Hoby was recalled to England by Mary in August 1553; in December he was forgiven his debts to Edward VI on account of his services and also received a general pardon. Although he openly supported the Queen’s marriage to Philip of Spain he was suspected by Renard who described him as one of the craftiest heretics in England. Finding himself in an uncongenial atmosphere and deteriorating health he obtained leave in 1554 to go abroad to take the waters at Liège and Aix-la-Chapelle. Renard was convinced that he was going to plot with the Duke of Savoy and claimed that he had sympathised with Wyatt’s rebellion: although the illness appears to have been genuine, Hoby did visit leading Protestant exiles and spent the summer of 1555 with (Sir) John Cheke at Padua, but he also waited on the Emperor and on King Philip, from whom he brought a message for the Queen when he returned early in 1556.11

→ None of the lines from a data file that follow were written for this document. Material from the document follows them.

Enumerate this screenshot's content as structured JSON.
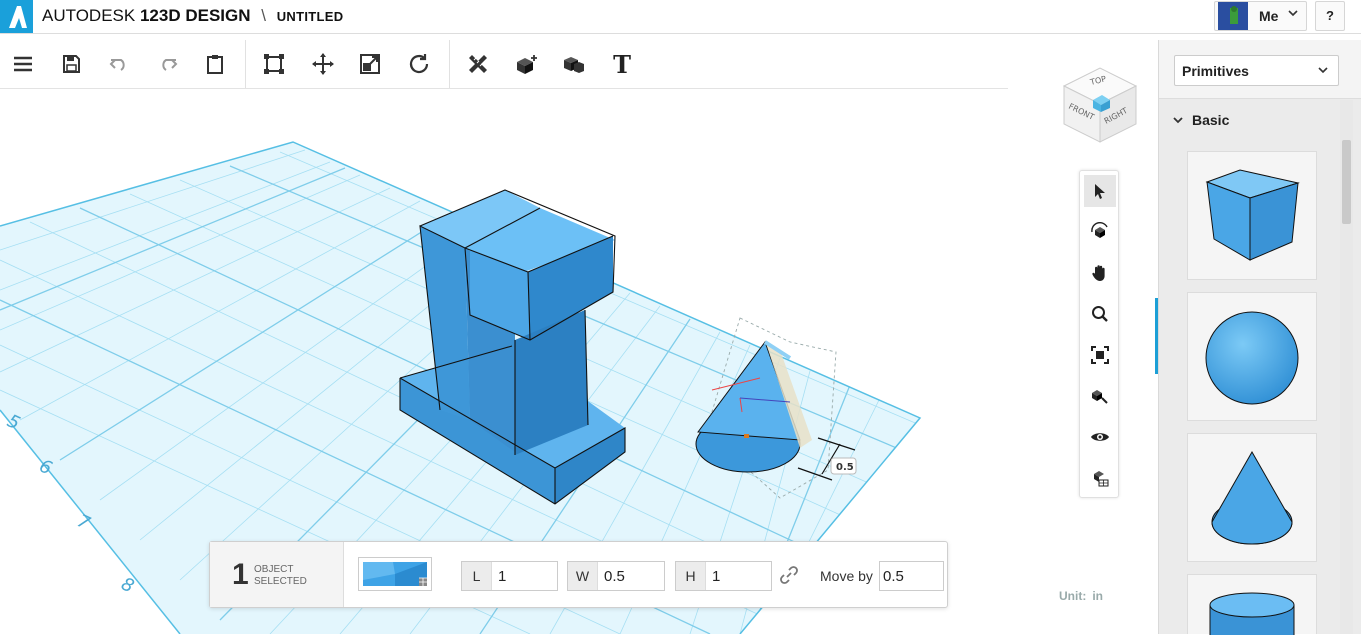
{
  "app": {
    "brand": "AUTODESK",
    "product": "123D",
    "product_suffix": "DESIGN",
    "separator": "\\",
    "document": "UNTITLED"
  },
  "user": {
    "name": "Me",
    "help": "?"
  },
  "toolbar": {
    "items": [
      "menu-icon",
      "save-icon",
      "undo-icon",
      "redo-icon",
      "clipboard-icon",
      "smart-scale-icon",
      "move-icon",
      "scale-icon",
      "refresh-icon",
      "measure-icon",
      "primitive-icon",
      "combine-icon",
      "text-icon"
    ],
    "text_glyph": "T"
  },
  "viewcube": {
    "top": "TOP",
    "front": "FRONT",
    "right": "RIGHT"
  },
  "grid": {
    "labels": [
      "5",
      "6",
      "7",
      "8"
    ]
  },
  "dimension": {
    "value": "0.5"
  },
  "navbar": {
    "items": [
      "select-icon",
      "orbit-icon",
      "pan-icon",
      "zoom-icon",
      "fit-icon",
      "zoom-selected-icon",
      "visibility-icon",
      "material-icon"
    ]
  },
  "unit": {
    "label": "Unit:",
    "value": "in"
  },
  "selection": {
    "count": "1",
    "label": "OBJECT SELECTED",
    "length_label": "L",
    "length": "1",
    "width_label": "W",
    "width": "0.5",
    "height_label": "H",
    "height": "1",
    "moveby_label": "Move by",
    "moveby": "0.5"
  },
  "panel": {
    "dropdown": "Primitives",
    "section": "Basic",
    "items": [
      "cube",
      "sphere",
      "cone",
      "cylinder"
    ]
  },
  "colors": {
    "accent": "#1aa0da",
    "model": "#4aa6e6",
    "grid": "#d9f2fa"
  }
}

Hoby made his will on 1 May 1558, asking ‘to be buried after a decent sort’ wherever he died. He left most of his lands, including those at Bisham and his house at Blackfriars, to his half-brother Thomas. He remembered the poor at Bisham and Evesham and made bequests to Sir Richard Blount, Sir William Cecil, Sir John Mason and Sir Henry Paget: Blount, Cecil and the testator’s half-brother were named executors. Among the witnesses were John Lovelace and William Sheldon. Hoby died on 9 May leaving as his heir a sister Mary, to whom a third of the estates descended. The will was proved on 2 July 1558. Although he had died in London, Hoby was buried at Bisham where his sister-in-law erected a monument to his and Sir Thomas’s memory. A drawing of Hoby by Holbein survives.12

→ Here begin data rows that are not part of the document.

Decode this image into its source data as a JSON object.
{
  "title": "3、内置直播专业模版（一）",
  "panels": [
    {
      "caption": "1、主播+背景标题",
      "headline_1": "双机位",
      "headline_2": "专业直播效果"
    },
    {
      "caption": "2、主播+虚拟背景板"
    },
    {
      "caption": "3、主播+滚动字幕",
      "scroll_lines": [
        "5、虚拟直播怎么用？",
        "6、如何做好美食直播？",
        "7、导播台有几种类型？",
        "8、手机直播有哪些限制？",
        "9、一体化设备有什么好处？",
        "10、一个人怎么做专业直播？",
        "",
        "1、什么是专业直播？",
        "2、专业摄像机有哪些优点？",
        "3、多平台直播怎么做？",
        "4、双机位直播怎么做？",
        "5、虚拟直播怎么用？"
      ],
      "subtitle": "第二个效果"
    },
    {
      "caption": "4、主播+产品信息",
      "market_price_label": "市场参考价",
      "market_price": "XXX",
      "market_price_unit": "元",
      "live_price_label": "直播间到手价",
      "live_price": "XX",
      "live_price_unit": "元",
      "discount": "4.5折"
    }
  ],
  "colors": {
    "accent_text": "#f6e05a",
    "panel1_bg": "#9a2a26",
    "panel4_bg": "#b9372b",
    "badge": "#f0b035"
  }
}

Ref Volumes: 1509-1558
Author: P. S. Edwards
- 1. Hatfield 207.
- 2. Aged 53 at death according to his MI, VCH Berks. iii. 150. Vis. Worcs. (Harl. Soc. xxvii), 80, 140; Cam. Misc. x(2), ped. facing p. xvi; Vis. Oxon. (Harl. Soc. v), 143; Misc. Gen. et Her. i. 143; Habington’s Worcs. (Worcs. Hist. Soc. 1899), ii. 2; Mill Stephenson, Mon. Brasses, 55; R. J. Stonor, Stonor, 238-9; LP Hen. VIII, iv, xix, DNB.

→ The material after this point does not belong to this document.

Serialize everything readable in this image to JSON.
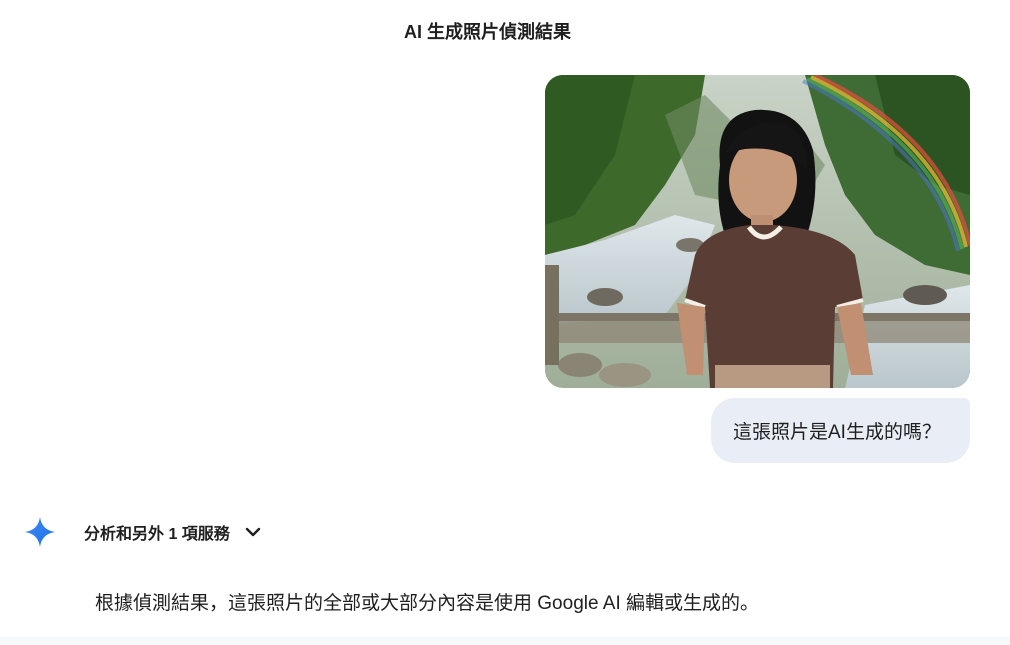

- 3. LP Hen. VIII, viii-x, xiii, xv, xvi, xx; APC, iii. 334; iv. 98; 159; CPR, 1547-8, pp. 86, 91, 101; 1550-3, pp. 306, 352-5, 390-1, 393; 1553, pp. 184, 356, 413; 1553-4, pp. 25, 108, 112, 396; E101/423/12, ff. 8, 12; 163/12/17, no. 54; 315/340, f. 12v; Stowe 571, ff. 56v, 58v; Rep. R. Comm. of 1552 (Archs. of Brit. Hist. and Culture, iii), p. xxiv.
- 4. Misc. Gen. et Her. i. 141-3.
- 5. CSP Span. 1547-9, p. 254; 1550-2, pp. 328-30.
- 6. LP Hen. VIII, viii-x, xii, xiii, xv, xvii-xxi; M. L. Robertson, ‘Cromwell’s servants’ (Univ. California Los Angeles Ph.D. thesis, 1975), 499-500; Scarisbrick, Hen. VIII, 357, 359; APC, i. 98; Foxe, Acts and Mons. v. 474; E101/423/12, ff. 8, 12; 315/340, f. 12v; LC2/2/41.
- 7. LP Hen. VIII, xv-xvii, xix.